How to Overcome a Gambling Problem


Gambling is an activity where a person risks money or something of value in a game or contest with a chance of winning money or another prize. It may include games like lottery, bingo, pull-tab games and scratchcards. It also includes betting on sports events and elections. Gambling is not just a recreational activity, it can be a serious problem for some people.

Problem gambling affects a person’s health and social relationships, as well as their work or school performance, finances and mental wellbeing. It is also a risk factor for substance abuse. The American Psychiatric Association classifies gambling disorder as a behavioral addiction. It is the only behavioral addiction that the DSM-5 recognizes and it is similar to substance use disorders in terms of effects on brain chemistry, withdrawal symptoms and comorbidity.

There are a number of strategies that can help someone overcome a gambling problem. Support groups can provide encouragement and advice, while cognitive-behavioral therapy helps change unhealthy thinking patterns. In some cases, a combination of these methods is needed to successfully treat a gambling addiction.

It is important to address any underlying mood conditions, such as depression, stress and anxiety, which can trigger or make worse gambling problems.
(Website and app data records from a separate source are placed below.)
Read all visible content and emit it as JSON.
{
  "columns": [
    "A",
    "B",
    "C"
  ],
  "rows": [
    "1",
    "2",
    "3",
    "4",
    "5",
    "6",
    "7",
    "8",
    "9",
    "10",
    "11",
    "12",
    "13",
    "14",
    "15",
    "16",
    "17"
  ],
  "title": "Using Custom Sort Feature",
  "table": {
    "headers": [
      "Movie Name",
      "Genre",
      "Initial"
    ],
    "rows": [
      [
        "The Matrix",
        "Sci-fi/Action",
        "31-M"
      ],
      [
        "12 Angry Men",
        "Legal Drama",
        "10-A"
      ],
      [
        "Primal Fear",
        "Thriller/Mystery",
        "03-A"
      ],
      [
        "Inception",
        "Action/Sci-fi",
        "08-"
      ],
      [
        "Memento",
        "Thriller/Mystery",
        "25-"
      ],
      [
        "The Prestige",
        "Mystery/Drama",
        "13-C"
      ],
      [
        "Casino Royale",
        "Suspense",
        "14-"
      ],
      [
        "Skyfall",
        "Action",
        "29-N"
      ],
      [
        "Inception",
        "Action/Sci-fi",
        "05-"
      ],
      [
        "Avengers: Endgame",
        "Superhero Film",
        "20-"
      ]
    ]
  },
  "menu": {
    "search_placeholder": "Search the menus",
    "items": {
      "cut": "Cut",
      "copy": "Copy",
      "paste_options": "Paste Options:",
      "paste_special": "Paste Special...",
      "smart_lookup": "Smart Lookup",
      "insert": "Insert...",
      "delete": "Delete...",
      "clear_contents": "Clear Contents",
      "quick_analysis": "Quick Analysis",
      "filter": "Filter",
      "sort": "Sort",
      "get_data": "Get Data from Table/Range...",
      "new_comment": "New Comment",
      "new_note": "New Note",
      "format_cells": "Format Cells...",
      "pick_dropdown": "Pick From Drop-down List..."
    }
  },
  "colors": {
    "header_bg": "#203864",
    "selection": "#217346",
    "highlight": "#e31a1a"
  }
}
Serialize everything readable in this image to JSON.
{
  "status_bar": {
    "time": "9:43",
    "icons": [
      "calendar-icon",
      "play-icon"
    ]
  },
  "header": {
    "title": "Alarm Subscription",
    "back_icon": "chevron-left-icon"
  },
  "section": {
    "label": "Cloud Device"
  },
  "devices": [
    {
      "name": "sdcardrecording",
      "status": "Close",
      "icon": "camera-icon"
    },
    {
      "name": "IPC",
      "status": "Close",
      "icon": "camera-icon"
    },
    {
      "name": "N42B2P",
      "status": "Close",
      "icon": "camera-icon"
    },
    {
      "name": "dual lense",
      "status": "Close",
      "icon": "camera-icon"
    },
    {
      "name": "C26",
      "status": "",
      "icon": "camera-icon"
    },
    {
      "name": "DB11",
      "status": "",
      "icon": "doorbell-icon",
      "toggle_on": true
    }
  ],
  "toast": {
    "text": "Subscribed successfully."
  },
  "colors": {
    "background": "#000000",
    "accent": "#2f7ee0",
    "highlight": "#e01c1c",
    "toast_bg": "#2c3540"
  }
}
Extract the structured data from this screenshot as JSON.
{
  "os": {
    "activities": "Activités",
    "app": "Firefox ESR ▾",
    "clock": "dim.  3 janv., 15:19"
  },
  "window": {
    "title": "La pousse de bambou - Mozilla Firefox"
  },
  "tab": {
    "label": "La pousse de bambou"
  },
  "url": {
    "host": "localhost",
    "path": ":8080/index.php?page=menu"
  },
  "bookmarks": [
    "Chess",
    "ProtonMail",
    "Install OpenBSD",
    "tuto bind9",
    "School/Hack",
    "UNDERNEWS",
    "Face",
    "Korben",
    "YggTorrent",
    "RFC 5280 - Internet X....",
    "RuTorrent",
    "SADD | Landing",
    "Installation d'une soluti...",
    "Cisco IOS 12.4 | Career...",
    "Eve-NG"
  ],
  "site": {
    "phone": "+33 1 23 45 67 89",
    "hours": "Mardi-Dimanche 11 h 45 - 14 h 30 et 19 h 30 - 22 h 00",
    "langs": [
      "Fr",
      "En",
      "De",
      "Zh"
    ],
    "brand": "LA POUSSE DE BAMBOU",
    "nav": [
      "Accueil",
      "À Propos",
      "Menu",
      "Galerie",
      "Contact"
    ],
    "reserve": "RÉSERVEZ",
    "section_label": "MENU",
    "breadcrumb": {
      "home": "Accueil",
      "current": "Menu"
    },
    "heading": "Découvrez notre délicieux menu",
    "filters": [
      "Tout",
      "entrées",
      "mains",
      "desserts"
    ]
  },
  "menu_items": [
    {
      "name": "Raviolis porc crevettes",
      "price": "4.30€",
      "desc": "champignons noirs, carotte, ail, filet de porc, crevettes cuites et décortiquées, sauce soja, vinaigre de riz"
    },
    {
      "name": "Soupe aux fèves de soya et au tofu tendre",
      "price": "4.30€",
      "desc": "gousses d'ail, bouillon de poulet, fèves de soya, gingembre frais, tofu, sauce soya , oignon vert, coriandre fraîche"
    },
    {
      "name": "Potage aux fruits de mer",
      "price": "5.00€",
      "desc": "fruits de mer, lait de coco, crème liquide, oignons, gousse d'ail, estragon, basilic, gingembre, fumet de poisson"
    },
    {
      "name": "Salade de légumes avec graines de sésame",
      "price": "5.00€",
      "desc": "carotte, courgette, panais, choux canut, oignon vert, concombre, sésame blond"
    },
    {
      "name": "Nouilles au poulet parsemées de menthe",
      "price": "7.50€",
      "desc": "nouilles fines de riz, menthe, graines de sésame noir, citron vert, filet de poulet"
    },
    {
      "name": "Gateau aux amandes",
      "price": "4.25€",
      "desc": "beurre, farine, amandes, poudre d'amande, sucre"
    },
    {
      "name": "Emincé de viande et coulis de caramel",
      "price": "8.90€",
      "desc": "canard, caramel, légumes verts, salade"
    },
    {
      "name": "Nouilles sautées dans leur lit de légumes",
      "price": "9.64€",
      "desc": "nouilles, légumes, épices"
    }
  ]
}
These issues can continue to interfere with a person’s life even after they have stopped gambling. In addition, seeking help for these underlying mood problems will improve a person’s quality of life in general and can help prevent future gambling episodes.
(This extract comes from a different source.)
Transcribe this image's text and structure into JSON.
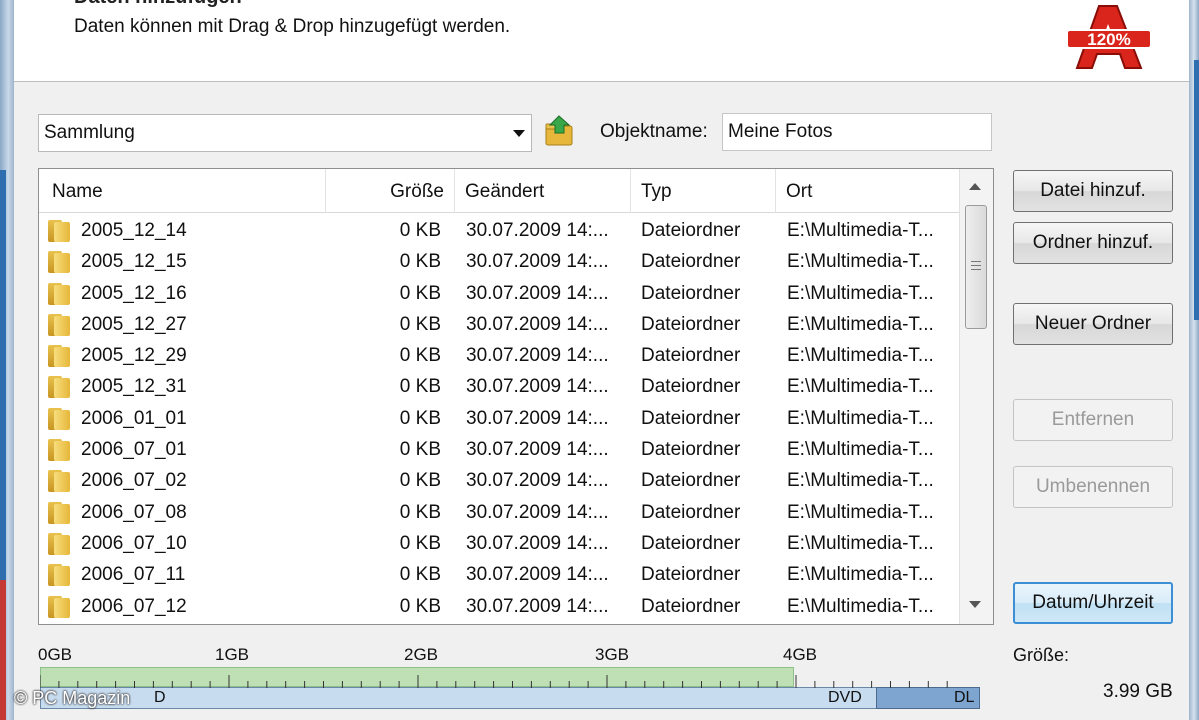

Whether you are worried about your own gambling or the gambling of someone close to you, it is vital that you seek treatment as soon as possible. It can take a great deal of strength and courage to admit that you have a gambling problem, particularly when you have lost money or strained relationships as a result of your habit. However, there is hope for recovery, and many people have broken free from their gambling addictions.

Gambling can be addictive because it stimulates the reward center of the brain, similar to how drugs and alcohol do. When you gamble, your body produces dopamine, a chemical that makes you feel pleasure. This can lead to a cycle where you feel the urge to gamble in order to feel that pleasure again. It is important to find other ways to satisfy your cravings for pleasure.
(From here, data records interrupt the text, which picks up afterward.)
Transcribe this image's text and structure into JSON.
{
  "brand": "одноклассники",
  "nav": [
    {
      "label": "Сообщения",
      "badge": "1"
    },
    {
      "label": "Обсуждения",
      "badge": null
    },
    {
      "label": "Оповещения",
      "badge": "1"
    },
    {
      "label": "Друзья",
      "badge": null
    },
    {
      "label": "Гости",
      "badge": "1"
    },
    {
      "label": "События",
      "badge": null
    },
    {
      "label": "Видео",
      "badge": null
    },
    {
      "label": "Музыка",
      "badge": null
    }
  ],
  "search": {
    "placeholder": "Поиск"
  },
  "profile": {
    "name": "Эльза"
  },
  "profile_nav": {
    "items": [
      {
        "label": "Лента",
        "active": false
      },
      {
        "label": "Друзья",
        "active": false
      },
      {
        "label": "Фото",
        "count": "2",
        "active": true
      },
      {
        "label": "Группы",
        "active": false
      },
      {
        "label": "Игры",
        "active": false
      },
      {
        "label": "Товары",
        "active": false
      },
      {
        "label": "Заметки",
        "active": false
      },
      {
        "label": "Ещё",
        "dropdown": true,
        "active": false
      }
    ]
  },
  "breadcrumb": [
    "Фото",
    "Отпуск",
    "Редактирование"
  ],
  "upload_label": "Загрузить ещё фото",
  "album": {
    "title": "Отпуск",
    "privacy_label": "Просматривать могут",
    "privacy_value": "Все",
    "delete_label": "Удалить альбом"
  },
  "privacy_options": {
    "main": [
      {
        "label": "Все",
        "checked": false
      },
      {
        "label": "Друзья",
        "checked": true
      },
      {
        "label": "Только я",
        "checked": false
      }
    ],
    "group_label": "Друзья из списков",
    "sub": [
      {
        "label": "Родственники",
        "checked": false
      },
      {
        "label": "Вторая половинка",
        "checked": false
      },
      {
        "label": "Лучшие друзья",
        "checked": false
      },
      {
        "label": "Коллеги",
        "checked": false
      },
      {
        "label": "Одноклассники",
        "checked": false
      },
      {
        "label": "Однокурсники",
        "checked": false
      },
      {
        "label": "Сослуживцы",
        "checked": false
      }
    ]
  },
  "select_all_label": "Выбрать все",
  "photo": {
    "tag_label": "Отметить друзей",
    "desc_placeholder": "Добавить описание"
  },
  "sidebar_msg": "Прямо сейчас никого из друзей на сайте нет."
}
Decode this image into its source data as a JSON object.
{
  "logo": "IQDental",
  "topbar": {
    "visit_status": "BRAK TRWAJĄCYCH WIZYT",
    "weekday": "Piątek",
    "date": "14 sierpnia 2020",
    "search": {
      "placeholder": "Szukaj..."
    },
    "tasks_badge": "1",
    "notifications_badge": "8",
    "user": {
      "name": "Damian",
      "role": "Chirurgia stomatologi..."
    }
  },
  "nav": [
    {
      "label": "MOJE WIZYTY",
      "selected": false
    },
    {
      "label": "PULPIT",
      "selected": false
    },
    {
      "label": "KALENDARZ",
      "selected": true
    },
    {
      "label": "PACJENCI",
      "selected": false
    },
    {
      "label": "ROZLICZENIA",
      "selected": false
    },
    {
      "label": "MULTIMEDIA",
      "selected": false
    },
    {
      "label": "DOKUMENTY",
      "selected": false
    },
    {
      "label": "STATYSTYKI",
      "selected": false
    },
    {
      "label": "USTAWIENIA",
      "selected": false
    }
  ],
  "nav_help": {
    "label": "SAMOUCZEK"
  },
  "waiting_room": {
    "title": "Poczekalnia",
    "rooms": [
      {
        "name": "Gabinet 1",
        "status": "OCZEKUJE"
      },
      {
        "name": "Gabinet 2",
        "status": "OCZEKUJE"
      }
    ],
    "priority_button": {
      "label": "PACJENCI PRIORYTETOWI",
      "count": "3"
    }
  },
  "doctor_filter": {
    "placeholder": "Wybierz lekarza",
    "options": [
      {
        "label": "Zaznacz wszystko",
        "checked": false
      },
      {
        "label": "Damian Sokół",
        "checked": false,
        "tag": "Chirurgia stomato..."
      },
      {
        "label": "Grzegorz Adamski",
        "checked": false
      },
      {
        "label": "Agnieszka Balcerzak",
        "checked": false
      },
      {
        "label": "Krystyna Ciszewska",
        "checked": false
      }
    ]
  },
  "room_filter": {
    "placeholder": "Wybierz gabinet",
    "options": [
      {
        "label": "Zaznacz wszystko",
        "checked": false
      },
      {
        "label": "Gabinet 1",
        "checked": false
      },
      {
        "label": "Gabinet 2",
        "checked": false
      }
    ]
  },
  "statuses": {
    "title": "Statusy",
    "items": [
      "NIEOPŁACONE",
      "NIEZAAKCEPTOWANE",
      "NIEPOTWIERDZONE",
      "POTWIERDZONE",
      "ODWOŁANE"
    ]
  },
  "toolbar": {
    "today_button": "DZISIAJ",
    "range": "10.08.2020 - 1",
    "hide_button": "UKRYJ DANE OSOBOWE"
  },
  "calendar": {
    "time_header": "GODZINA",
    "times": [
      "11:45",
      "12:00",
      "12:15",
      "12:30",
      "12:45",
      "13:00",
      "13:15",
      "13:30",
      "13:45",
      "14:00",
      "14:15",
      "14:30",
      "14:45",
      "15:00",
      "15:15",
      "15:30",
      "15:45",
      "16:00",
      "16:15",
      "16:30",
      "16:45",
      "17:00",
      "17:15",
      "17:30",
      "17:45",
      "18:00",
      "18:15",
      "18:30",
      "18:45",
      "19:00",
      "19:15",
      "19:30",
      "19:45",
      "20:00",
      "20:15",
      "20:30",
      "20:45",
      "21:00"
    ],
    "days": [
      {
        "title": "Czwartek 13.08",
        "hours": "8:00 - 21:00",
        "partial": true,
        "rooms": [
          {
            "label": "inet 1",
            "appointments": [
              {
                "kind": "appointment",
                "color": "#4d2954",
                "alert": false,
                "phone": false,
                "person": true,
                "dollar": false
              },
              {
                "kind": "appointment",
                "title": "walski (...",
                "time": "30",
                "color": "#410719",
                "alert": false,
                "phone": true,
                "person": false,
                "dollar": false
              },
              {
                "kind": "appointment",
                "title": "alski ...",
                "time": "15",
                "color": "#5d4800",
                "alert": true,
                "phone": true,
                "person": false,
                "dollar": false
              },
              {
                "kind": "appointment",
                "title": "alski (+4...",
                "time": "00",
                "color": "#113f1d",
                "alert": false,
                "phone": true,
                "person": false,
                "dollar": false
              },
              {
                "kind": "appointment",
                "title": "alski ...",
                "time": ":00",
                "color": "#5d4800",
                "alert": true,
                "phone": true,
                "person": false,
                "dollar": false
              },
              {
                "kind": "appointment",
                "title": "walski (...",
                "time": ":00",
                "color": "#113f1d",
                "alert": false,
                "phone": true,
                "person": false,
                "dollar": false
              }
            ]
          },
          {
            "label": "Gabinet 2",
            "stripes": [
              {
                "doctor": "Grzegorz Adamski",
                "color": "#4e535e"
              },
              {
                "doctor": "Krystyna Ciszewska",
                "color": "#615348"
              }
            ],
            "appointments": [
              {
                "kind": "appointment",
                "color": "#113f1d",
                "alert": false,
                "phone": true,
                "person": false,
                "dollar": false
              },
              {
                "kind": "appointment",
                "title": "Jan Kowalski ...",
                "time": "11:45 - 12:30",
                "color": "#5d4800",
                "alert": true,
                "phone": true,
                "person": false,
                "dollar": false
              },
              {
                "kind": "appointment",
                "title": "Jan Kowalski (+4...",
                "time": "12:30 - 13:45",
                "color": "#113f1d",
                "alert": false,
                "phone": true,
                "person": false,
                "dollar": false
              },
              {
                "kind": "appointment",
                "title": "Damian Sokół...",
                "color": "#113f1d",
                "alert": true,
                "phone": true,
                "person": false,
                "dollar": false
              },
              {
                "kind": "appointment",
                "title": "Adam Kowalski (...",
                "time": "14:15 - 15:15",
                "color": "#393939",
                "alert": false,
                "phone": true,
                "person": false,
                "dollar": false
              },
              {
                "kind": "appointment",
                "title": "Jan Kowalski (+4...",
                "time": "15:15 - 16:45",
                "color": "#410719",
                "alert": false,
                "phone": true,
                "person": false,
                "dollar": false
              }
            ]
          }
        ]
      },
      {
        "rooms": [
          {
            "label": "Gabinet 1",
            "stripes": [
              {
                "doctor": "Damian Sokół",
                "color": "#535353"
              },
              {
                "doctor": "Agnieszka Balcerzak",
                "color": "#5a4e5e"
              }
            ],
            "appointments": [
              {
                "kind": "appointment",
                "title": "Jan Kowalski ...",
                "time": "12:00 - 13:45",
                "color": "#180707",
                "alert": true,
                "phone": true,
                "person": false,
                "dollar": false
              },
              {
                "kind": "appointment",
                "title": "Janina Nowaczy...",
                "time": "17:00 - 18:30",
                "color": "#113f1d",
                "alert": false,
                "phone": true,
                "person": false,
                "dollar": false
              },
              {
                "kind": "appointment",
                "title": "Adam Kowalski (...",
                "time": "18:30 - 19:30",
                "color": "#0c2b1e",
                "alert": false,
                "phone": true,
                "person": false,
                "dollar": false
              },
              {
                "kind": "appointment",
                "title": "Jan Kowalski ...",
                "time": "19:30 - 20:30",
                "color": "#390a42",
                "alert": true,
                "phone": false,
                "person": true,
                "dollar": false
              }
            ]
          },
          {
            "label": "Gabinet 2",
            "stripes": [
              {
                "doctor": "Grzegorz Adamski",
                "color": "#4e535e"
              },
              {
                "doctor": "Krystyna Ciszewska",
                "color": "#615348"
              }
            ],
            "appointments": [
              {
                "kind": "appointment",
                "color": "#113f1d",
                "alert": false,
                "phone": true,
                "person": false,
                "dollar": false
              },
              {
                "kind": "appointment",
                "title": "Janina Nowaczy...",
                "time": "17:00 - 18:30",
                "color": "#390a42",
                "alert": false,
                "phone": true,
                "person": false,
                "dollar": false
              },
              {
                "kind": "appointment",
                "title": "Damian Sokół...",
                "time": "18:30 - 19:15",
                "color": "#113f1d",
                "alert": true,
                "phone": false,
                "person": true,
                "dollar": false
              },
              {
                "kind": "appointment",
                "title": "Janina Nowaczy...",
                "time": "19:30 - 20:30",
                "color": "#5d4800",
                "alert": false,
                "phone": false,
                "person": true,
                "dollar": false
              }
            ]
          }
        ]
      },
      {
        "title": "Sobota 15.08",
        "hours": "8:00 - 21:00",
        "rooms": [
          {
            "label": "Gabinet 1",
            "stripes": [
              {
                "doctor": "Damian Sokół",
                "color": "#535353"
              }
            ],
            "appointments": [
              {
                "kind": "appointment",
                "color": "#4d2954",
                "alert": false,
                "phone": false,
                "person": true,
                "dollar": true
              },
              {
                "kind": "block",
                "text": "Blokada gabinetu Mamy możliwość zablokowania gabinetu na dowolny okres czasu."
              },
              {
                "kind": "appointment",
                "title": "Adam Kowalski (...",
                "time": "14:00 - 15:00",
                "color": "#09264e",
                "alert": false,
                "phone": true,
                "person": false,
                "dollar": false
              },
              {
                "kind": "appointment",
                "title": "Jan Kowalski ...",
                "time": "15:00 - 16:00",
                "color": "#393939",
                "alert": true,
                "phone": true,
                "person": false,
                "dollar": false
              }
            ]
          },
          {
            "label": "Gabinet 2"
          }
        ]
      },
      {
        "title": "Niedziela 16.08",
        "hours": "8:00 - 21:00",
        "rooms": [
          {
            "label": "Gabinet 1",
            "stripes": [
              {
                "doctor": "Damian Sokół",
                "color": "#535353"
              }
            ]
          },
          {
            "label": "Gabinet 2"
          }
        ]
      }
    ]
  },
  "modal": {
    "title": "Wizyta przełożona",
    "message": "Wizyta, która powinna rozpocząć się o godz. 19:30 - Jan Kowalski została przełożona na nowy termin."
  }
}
It is also crucial to have a strong support network and to have other activities that can divert your attention away from gambling. If you are struggling with a gambling addiction, you can find therapists that specialize in this issue through BetterHelp, an online counseling service that matches you with a therapist who is right for your needs. This way, you can get the help you need to overcome your gambling addiction and build a stronger, more balanced life. To get started, simply take our assessment and we’ll match you with a therapist within 48 hours. If you are unable to wait that long, call your local helpline or attend a gambling support group, such as Gamblers Anonymous.